. Not only is he a dynamic speaker, he was an Episcopal priest AND an interior designer! Much of his research involved Albert Hadley-- Lewis penned Hadley's book, and since he had worked with these ladies he shared great stories. Mr. Hadley sat in front of me that night, and it was great to hear him chuckle at the funny tales. One such tale involved a French designer who lived and worked in her shop, Madeleine Castaing. The great French decorator never liked things to look too neat. So when she vacuumed, she would reverse the flow to release dust into the air because she felt it gave the space more character! These women were nothing if not independent thinkers. He has selected the dames of design, featuring the works of Elsie de Wolfe, Ruby Ross Wood, Elsie Cobb Wilson, Dorothy Draper, Frances Elkins, Thedlow and Marian Hall, Syrie Maugham, Nancy Lancaster, Madeleine Castaing, Eleanor Brown and Sister Parish. Through a mix of period photographs and color interiors painted by Jeremiah Goodman, the book tells the design stories of these twelve legendary and influential women, sharing their decorating maxims and theories. Even if you are not familiar with everyone on the list, there is a great deal that can be learned from looking at the work of women who helped shape modern day interior design as an industry and as an art form from 1870-1955.

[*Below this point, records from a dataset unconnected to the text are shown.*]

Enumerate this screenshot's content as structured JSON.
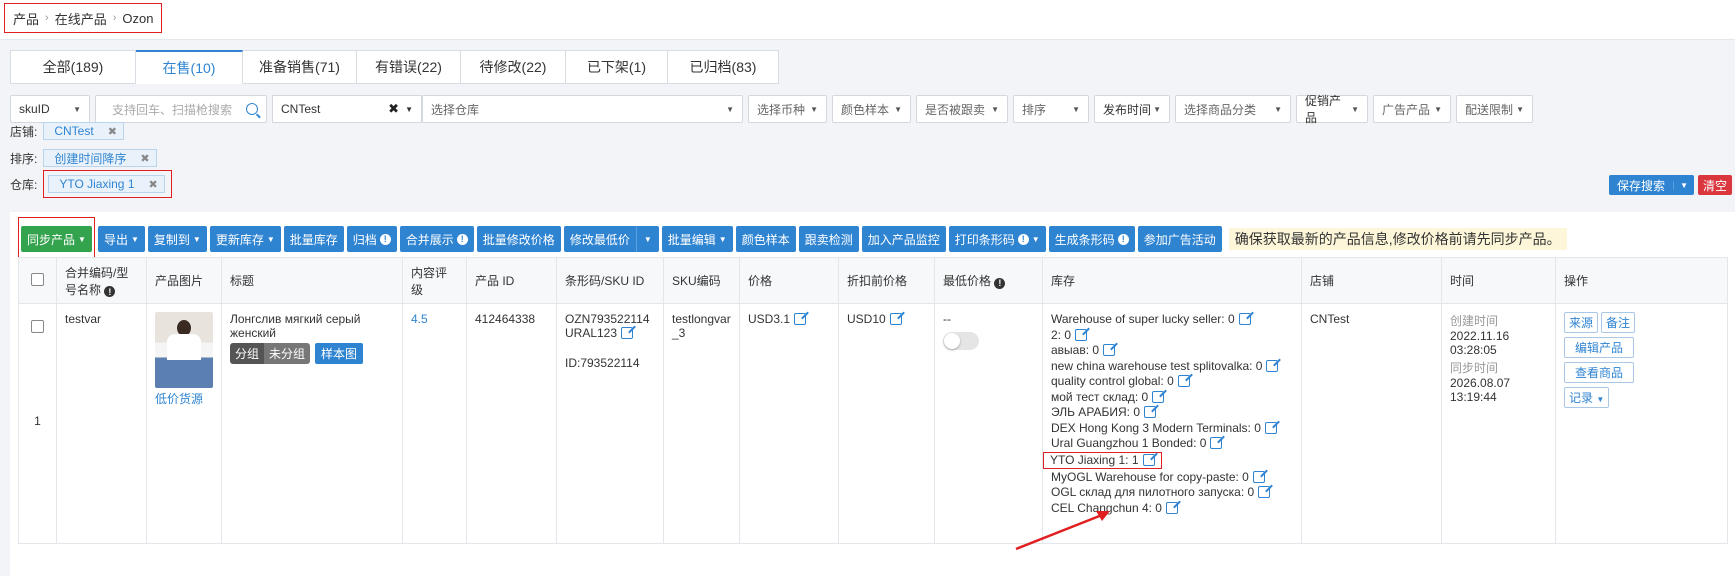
{
  "breadcrumb": [
    "产品",
    "在线产品",
    "Ozon"
  ],
  "tabs": [
    {
      "label": "全部(189)",
      "active": false
    },
    {
      "label": "在售(10)",
      "active": true
    },
    {
      "label": "准备销售(71)",
      "active": false
    },
    {
      "label": "有错误(22)",
      "active": false
    },
    {
      "label": "待修改(22)",
      "active": false
    },
    {
      "label": "已下架(1)",
      "active": false
    },
    {
      "label": "已归档(83)",
      "active": false
    }
  ],
  "filters": {
    "sku_type": "skuID",
    "search_placeholder": "支持回车、扫描枪搜索",
    "store_value": "CNTest",
    "warehouse_placeholder": "选择仓库",
    "currency": "选择币种",
    "color_sample": "颜色样本",
    "tracked": "是否被跟卖",
    "sort": "排序",
    "publish_time": "发布时间",
    "category": "选择商品分类",
    "promo": "促销产品",
    "ad": "广告产品",
    "delivery": "配送限制"
  },
  "active_filters": {
    "store_label": "店铺:",
    "store_value": "CNTest",
    "sort_label": "排序:",
    "sort_value": "创建时间降序",
    "warehouse_label": "仓库:",
    "warehouse_value": "YTO Jiaxing 1"
  },
  "actions": {
    "save_search": "保存搜索",
    "clear": "清空"
  },
  "toolbar": {
    "sync": "同步产品",
    "export": "导出",
    "copy_to": "复制到",
    "update_stock": "更新库存",
    "bulk_stock": "批量库存",
    "archive": "归档",
    "merge_display": "合并展示",
    "bulk_price": "批量修改价格",
    "min_price": "修改最低价",
    "bulk_edit": "批量编辑",
    "color_sample": "颜色样本",
    "follow_check": "跟卖检测",
    "add_monitor": "加入产品监控",
    "print_barcode": "打印条形码",
    "gen_barcode": "生成条形码",
    "join_ad": "参加广告活动",
    "notice": "确保获取最新的产品信息,修改价格前请先同步产品。"
  },
  "columns": {
    "merge_code": "合并编码/型号名称",
    "image": "产品图片",
    "title": "标题",
    "rating": "内容评级",
    "product_id": "产品 ID",
    "barcode": "条形码/SKU ID",
    "sku_code": "SKU编码",
    "price": "价格",
    "price_before": "折扣前价格",
    "min_price": "最低价格",
    "stock": "库存",
    "store": "店铺",
    "time": "时间",
    "ops": "操作"
  },
  "row": {
    "index": "1",
    "merge_code": "testvar",
    "image_link": "低价货源",
    "title": "Лонгслив мягкий серый женский",
    "group_label": "分组",
    "group_value": "未分组",
    "sample_img": "样本图",
    "rating": "4.5",
    "product_id": "412464338",
    "barcode_line1": "OZN793522114",
    "barcode_line2": "URAL123",
    "sku_id": "ID:793522114",
    "sku_code": "testlongvar_3",
    "price": "USD3.1",
    "price_before": "USD10",
    "min_price": "--",
    "stock": [
      "Warehouse of super lucky seller:  0",
      "2:  0",
      "авыав:  0",
      "new china warehouse test splitovalka:  0",
      "quality control global:  0",
      "мой тест склад:  0",
      "ЭЛЬ АРАБИЯ:  0",
      "DEX Hong Kong 3 Modern Terminals:  0",
      "Ural Guangzhou 1 Bonded:  0",
      "YTO Jiaxing 1:  1",
      "MyOGL Warehouse for copy-paste:  0",
      "OGL склад для пилотного запуска:  0",
      "CEL Changchun 4:  0"
    ],
    "store": "CNTest",
    "created_label": "创建时间",
    "created_value": "2022.11.16 03:28:05",
    "synced_label": "同步时间",
    "synced_value": "2026.08.07 13:19:44",
    "op_source": "来源",
    "op_note": "备注",
    "op_edit": "编辑产品",
    "op_view": "查看商品",
    "op_log": "记录"
  }
}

These designers were all ladies. Most either married someone of great wealth or had to find ways to support themselves after the war. Above, a Dorothy Draper room with coordinating floral elements and shapely chairs. Draper did mostly commercial work in the dramatic Baroque style, starting off with the Carlisle here in New York. If you walk through the elegant lobby today, few things have changed.
Syrie Maugham's entry hall in her King's Road home has richly painted walls and white accents. She is best known for her short period of designing all white rooms. Not practical but visually stunning.
A Frances Elkins room painted by Jeremiah Goodman with red upholstery. He uses bold colors in his work that come from his imagination and are not necessarily an accurate recreation. To him, nothing is more boring than realism. Elkins was one of the first designers to bring back Jean Michel Frank pieces from Paris.
Eleanor Brown's Sutton Place apartment with a round dining room. It is considered one of the finest rooms she designed. Brown was one of the only ladies that studied design, she took classes at Parson's after her divorce.
But there is more to come!
Never one to rest on his laurels, Adam Lewis is working on his next tome about Billy Baldwin due out in the fall.